The current boundaries of the district were the subject of a Supreme Court lawsuit over partisan gerrymandering. The court ruled that taking into account partisan advantage when redistributing is "not judiciable" in Federal courts, leaving it to the states.
The Maryland 6th District was one of the original districts that had a congressman starting in 1789. At that time, the district essentially had what remains its modern boundaries, consisting of the Maryland panhandle and areas eastward, all the way to the modern western boundary of the District of Columbia. However, after the 1790 census Maryland's representation increased to 8 congresspersons. The new sixth district was in the north-east corner of the state east of Baltimore, covering essentially the modern counties of Harford, Cecil and Kent.
In 2012 the district was found to be the ninth least compact congressional district in the United States.

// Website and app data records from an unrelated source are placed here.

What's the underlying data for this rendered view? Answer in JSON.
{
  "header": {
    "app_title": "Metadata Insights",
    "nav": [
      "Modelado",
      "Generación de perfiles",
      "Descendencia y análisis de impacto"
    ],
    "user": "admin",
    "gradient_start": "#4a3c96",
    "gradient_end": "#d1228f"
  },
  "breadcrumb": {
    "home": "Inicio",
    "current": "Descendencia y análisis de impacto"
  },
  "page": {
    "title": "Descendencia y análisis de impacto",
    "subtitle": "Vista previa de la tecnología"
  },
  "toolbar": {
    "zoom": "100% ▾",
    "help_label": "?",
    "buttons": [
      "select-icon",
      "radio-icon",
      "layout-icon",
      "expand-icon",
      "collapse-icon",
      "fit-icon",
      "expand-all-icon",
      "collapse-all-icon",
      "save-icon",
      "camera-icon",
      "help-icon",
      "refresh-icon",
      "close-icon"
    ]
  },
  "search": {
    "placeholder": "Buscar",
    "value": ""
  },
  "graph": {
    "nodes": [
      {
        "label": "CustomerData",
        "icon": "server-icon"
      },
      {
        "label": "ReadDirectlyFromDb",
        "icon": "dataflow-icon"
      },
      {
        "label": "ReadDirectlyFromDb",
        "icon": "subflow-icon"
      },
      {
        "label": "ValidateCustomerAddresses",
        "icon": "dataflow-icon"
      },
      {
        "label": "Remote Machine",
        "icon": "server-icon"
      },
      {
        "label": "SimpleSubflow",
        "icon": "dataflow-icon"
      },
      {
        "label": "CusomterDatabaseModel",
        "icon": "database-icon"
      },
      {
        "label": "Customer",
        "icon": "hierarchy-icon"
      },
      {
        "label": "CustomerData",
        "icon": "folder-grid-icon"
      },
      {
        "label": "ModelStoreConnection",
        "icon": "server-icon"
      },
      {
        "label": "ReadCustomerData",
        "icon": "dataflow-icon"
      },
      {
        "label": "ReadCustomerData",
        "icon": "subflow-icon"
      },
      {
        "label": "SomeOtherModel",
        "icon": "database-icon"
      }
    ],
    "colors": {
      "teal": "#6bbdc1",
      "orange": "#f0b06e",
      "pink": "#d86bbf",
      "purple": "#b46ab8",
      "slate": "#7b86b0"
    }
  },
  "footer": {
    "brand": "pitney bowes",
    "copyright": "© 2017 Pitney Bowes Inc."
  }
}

For most of the time from 1873 to 2013, the 6th was a mostly rural district anchored in western Maryland. It was in Republican hands for all but one term from 1943 to 1971, before conservative Democrat Goodloe Byron won it in 1971. He died in 1978 and was succeeded by his widow, Beverly, who held it for seven terms before being ousted by a more liberal challenger in the 1992 Democratic primary. Republican Roscoe Bartlett won the general election, and was reelected without serious challenge nine more times.
However, redistricting after the 2010 census significantly altered the 6th. It lost heavily Republican Carroll County, as well as the more rural and conservative portions of Frederick County, to the 8th District. It also lost its shares of Baltimore and Harford counties to the already heavily Republican 1st District. Taking their place was a heavily Democratic spur of western Montgomery County, which was only connected to the rest of the district by a tendril in Frederick County.
The new map turned the 6th from a heavily Republican district into a Democratic-leaning district. While John McCain carried the 6th with 57 percent of the vote in 2008,Barack Obama would have carried the new 6th with 56 percent. This was mainly because the Montgomery County portion had almost three times as many people as the rest of the district combined.
In his bid for an 11th term, Bartlett was defeated by Democrat John Delaney, who lives in the Montgomery County portion of the district, by over 21 points.
Proving just how Democratic this district was, in 2014, Delaney narrowly won a second term against Republican Dan Bongino. Delaney only won one county in the district. However, that one county was Montgomery, where Bongino lost by over 20,500 votes.
In 2013, Republican voters filed a federal lawsuit, alleging that the Democratic legislature and Governor Martin O'Malley had engaged in partisan gerrymandering, redrawing the 6th district after the 2010 census in a way that intentionally and unconstitutionally diluted Republican voters by including parts of the heavily Democratic Washington suburbs. A federal district judge initially dismissed the lawsuit, as did the Fourth Circuit Court of Appeals, for failure to state a claim. The Republicans appealed to the Supreme Court, which ruled unanimously in 2015 that the lower courts had improperly dismissed the case. The case went back to the lower courts where a three judge panel ruled that the Republicans could not prove that John Delaney's election in 2012 was a result of the redistricting. Republican voters again appealed to the Supreme Court, which agreed to hear the case, Benisek v. Lamone, in December 2017. In June 2019, the Supreme Court ruled that questions of partisan gerrymandering represented a nonjusticiable political question and remanded the case back to the district court with instructions to dismiss the case.
Delaney gave up the seat in 2018 to focus on his bid for president, and was succeeded by fellow Democrat and Montgomery County resident David Trone.